In August 2013 there were two instances of the theft of lead from the roof of the south aisle of the church and a further attempt to steal the remaining lead. The removal of the lead caused rain damage to the organ. On 16th August 2013, at the request of the Parochial Church Council, the Chancellor authorised the removal of the remaining lead from the roof and its replacement by a substantial temporary covering. The Parochial Church Council chose to cover the roof with Dryseal GRP. The Petitioners sought a Faculty to authorise the retention of the GRP covering on a permanent basis, rather than replace the stolen lead with lead or terne-coated stainless steel. The Diocesan Advisory Committee, English Heritage and the Society for the Protection of Ancient Buildings all considered that GRP was not appropriate as a permanent solution and favoured terne-coated steel. One of the PCC's arguments against steel (or indeed lead) was that, if the covering were again stolen, the insurers would limit a claim (including consequential damage) to £5,000 (or £10,000 if an alarm was fitted). The Chancellor decided that the insurance considerations should not be determinative of what was appropriate for the building. He decided that the GRP could remain for ten years, but must then be replaced by terne-coated steel or 'an equivalent metallic material'.

The petition contained two proposals. The first was for the installation of an 'Eco Loo', for which the Chancellor granted a faculty. But he declined to grant a faculty for the removal of a number of pews from the Grade II* church, in order to create an area for functions other than services. The amenity societies objected to the removal of the pews and the Chancellor was of the opinion that no adequate justification for the proposals had been made.

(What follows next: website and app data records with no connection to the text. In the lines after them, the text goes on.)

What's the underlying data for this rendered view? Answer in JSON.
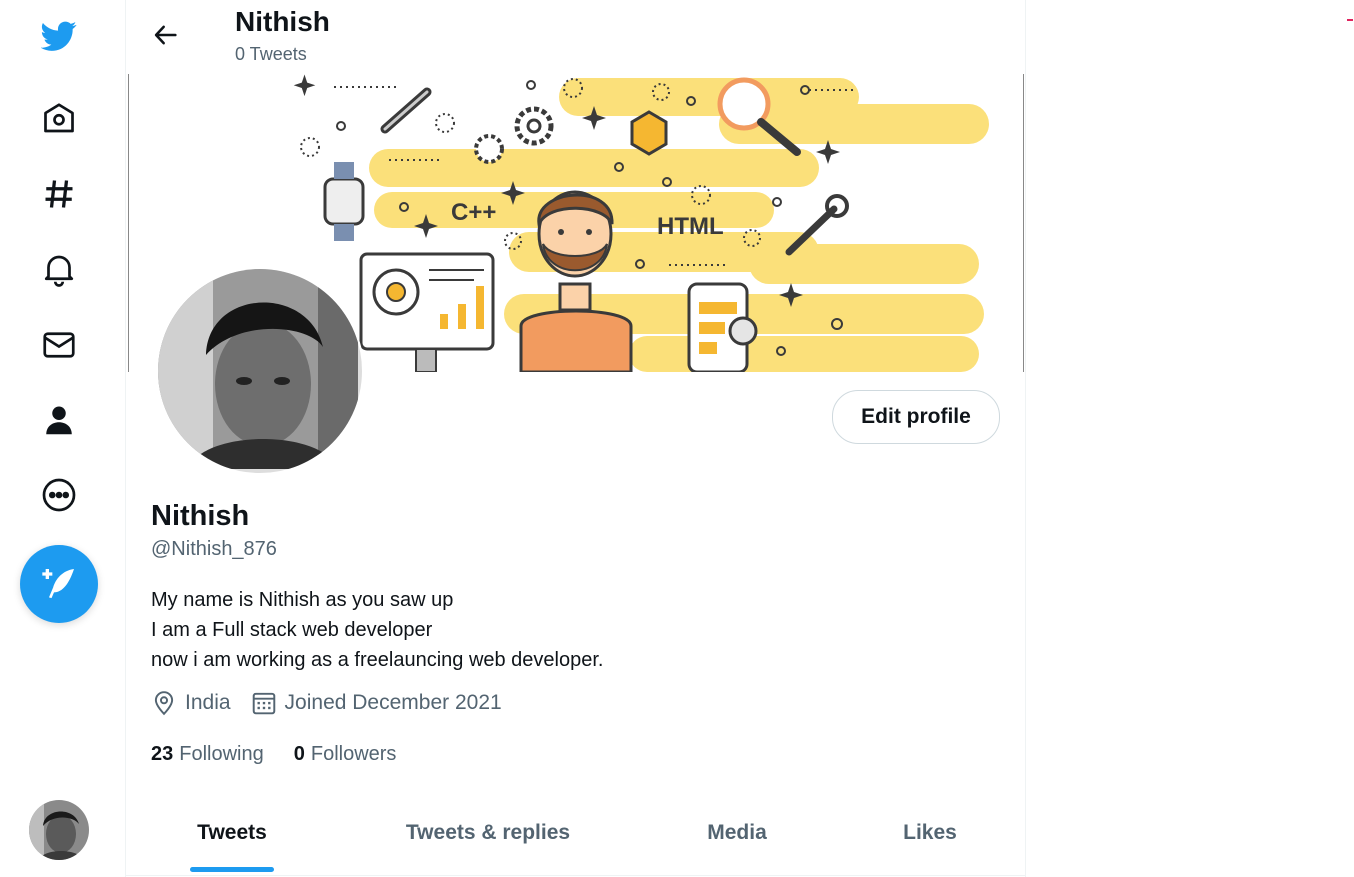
{
  "icons": {
    "logo": "twitter-bird-icon",
    "home": "home-icon",
    "explore": "hashtag-icon",
    "notifications": "bell-icon",
    "messages": "envelope-icon",
    "profile": "person-icon",
    "more": "more-circle-icon",
    "compose": "feather-plus-icon",
    "back": "arrow-left-icon",
    "location": "location-pin-icon",
    "joined": "calendar-icon"
  },
  "colors": {
    "accent": "#1d9bf0",
    "text": "#0f1419",
    "secondary": "#536471"
  },
  "header": {
    "title": "Nithish",
    "tweet_count": "0 Tweets"
  },
  "banner": {
    "tags": [
      "C++",
      "HTML"
    ]
  },
  "profile": {
    "edit_label": "Edit profile",
    "name": "Nithish",
    "handle": "@Nithish_876",
    "bio": "My name is Nithish as you saw up\nI am  a Full stack web developer\nnow i am working as a freelauncing web developer.",
    "location": "India",
    "joined": "Joined December 2021",
    "following_count": "23",
    "following_label": "Following",
    "followers_count": "0",
    "followers_label": "Followers"
  },
  "tabs": [
    {
      "label": "Tweets",
      "active": true
    },
    {
      "label": "Tweets & replies",
      "active": false
    },
    {
      "label": "Media",
      "active": false
    },
    {
      "label": "Likes",
      "active": false
    }
  ]
}
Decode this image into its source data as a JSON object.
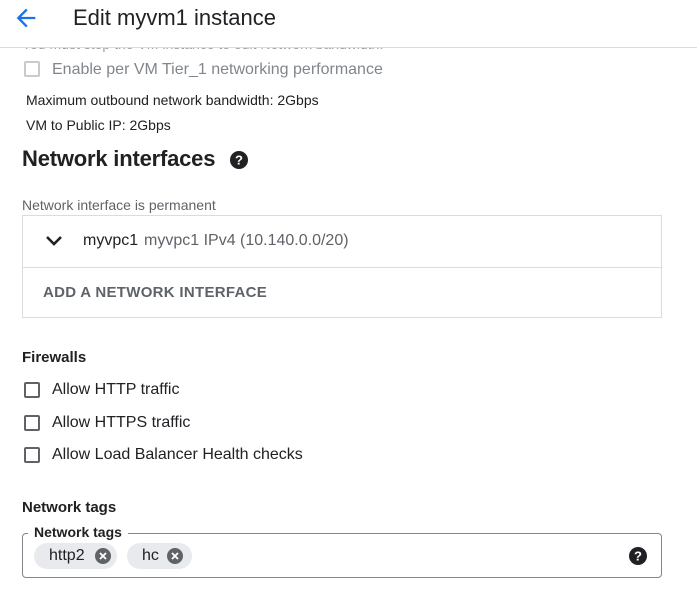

The Faculty petition proposed a major reordering of a Grade II* church. The Victorian Society was a party opponent. The Chancellor approved the proposals generally, concluding that the benefits would outweigh any harm to the church. However, he was not prepared to approve the proposed red upholstered chairs. He therefore gave a stay of proceedings for 28 days, to allow for the petitioners to consider the judgment and put forward an alternative proposal for the chairs, which the Chancellor might find acceptable.

The faculty petition proposed a major reordering of the 13th century church, including removal of most of the pews and installation of a kitchen, which would support a proposed 'cafe hub'. The rationale for the proposals was to stem the decline of attendance at the church and encourage further church and community use, rather than risk closure. The Chancellor was satisfied that a good case had been made for the changes and granted a faculty for all but one item in the proposals.

The application was for a memorial to those who had died in the Second World War. This memorial would be placed beneath the existing memorial to those who had died in the First World War. For the reasons set out in the judgment, the Chancellor was not satisfied with the details of the proposals and he adjourned the matter, requesting that revised proposals should be submitted.

An application had been made for a restoration order following the removal of four pews and replacement of some pew platform boards. Although an application had been made for an Archdeacon's Licence for temporary re-ordering, the work had been done before the Licence had been issued, and therefore before the conditions attached to the Licence were known. The pews had received some minor damage during the course of their removal. The Commissary General decided to make a restoration order in respect of the pews (but not the platform boards), but suspend it for an initial period of four months to give the PCC an opportunity of consulting the amenity societies and the Diocesan Advisory Committee and applying for a Faculty to authorise a permanent re-ordering.

The Chancellor granted a faculty to authorise the removal of a large yew tree growing close to the south wall of the nave of the church.